The TV display employs a special type of trans-reflective liquid crystal video display that only works if the watch is exposed to external light (no backlighting). The brighter the light, the clearer the picture.
Besides the time display, the watch also features a calendar, an alarm and a stopwatch.
The Guinness Book of Records calls the Seiko TV Watch in its 1984 edition the “smallest TV set in the world”.
A few hundred million yen were invested in the development of the device over the course of three years, beginning in 1980.
The Seiko TV Watch was revealed in Tokyo during the summer of 1982. It was manufactured in Seiko’s Fujimi and Matsumoto factories from 1982 to 1983.
The TV Watch was first sold in Japan only as model DXA001, which cost 108,000 Yen. Later, it was marketed in Japan as the DXA002 and cost 98,000 Yen. The second model differed only in the case design and the type of headphone (the DXA001 came with a two-ear headphone and the DXA002 offered an earphone).
The TV Watch was released in the US in 1983 at a suggested retail price of $495.
The rarest, first US model is the T001-5000. It was sold in a silver cardboard container and the protective pouch for the receiver also came in silver. The second, more popular unit sold in the US was the T001-5019, which camein a gold box.
Here is a recent video on YouTube that shows what the TV Watch looks like when in use.
A Highly Sought-After Collectible
The Seiko TV Watch is highly coveted electronic collectible in the US and in Japan. Well-maintained models in the original packaging sell for upwards of $1,000 and unopened containers of the rarer first model can sell for more than $2,000.
Seiko TV Watch in James Bond’s Octopussy
This is partly because the device was featured in two popular movies. In 1983, Roger Moore wore a Seiko TV Watch in the movie Octopussy.

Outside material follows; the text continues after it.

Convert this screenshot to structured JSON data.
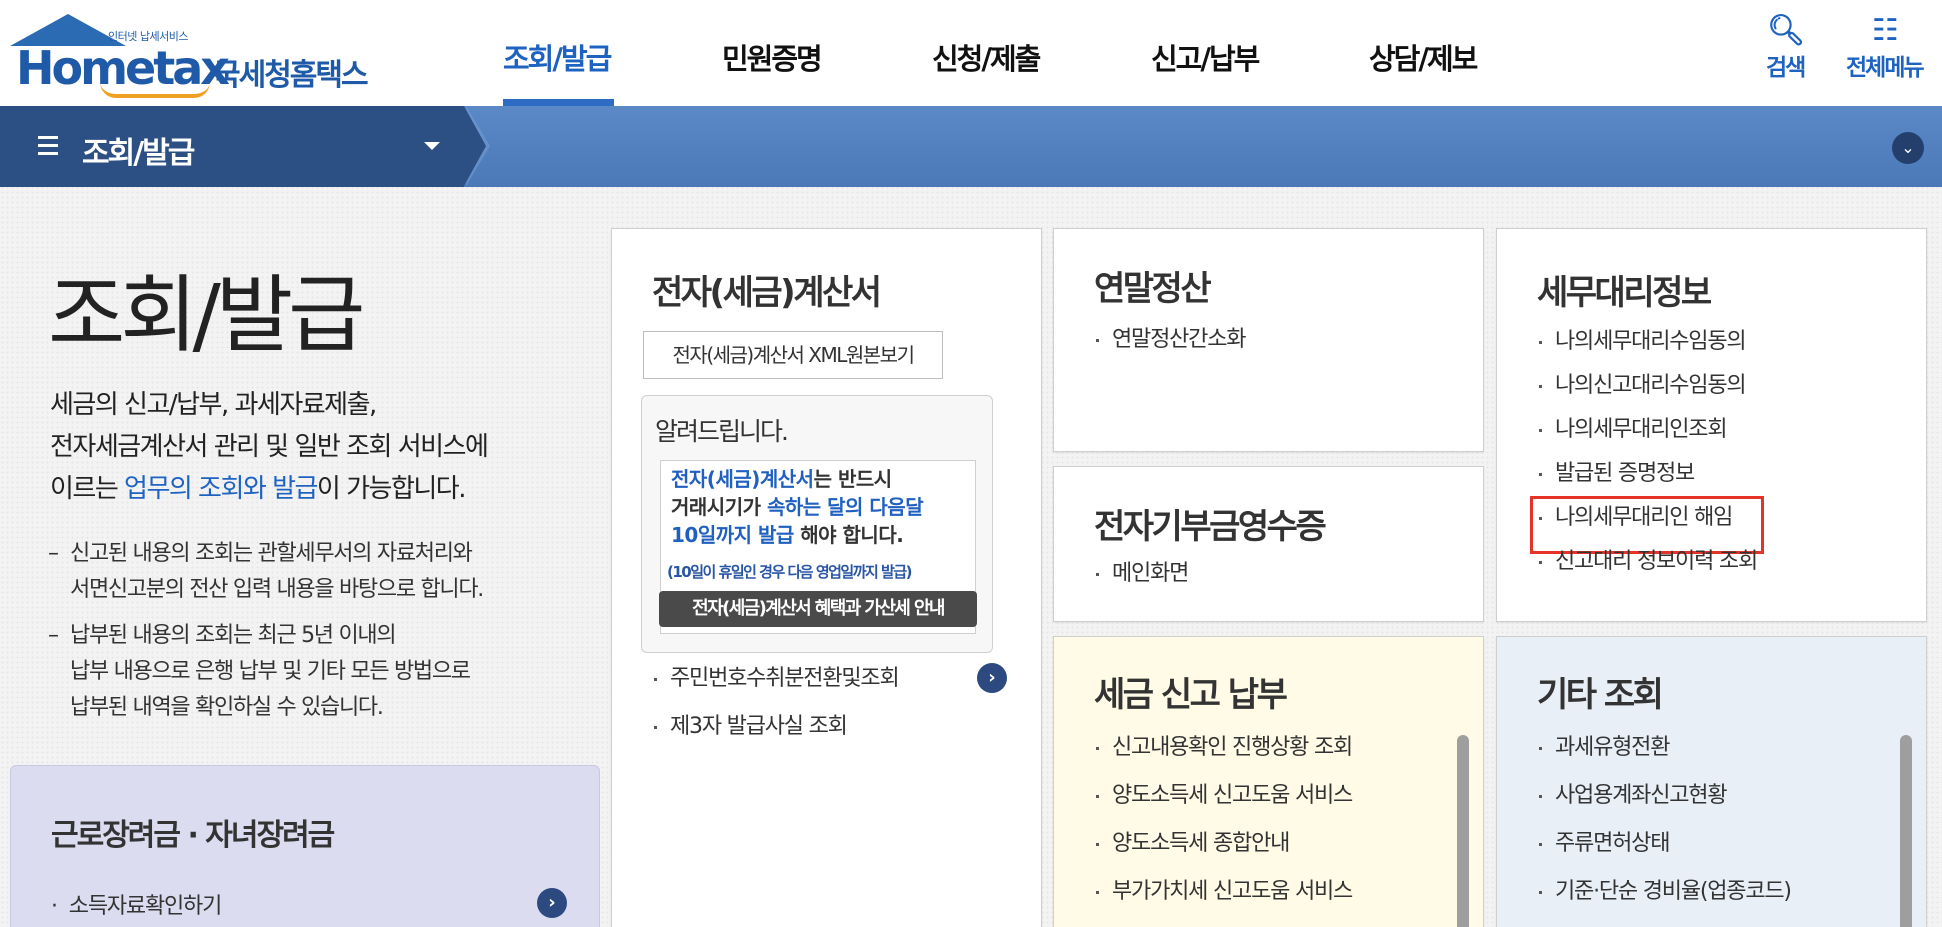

Later, in 1987, Tom Hanks wore one in the movie Dragnet.
the watch measures 40 x 49 x 10 mm and weighs 80 grams
the receiver weighs 190 grams
1.2″ gray shade LCD display with 32k pixel resolution
5 hr running time
external receiver/tuner for VHF & UHF television channels 2 to 83
FM stereo radio receiver.
digital timer/stop watch with a resolution of 1/100 second
built-in timer, watch and alarm-clock with normal date-time functions
6-conductor cable works with 4, 9 and 13 Volts and separate signals for video and synchronization.
optional accessory AC adapter (unit TD02).
Here’s a link to the original user’s manual (.pdf 2.5 MB).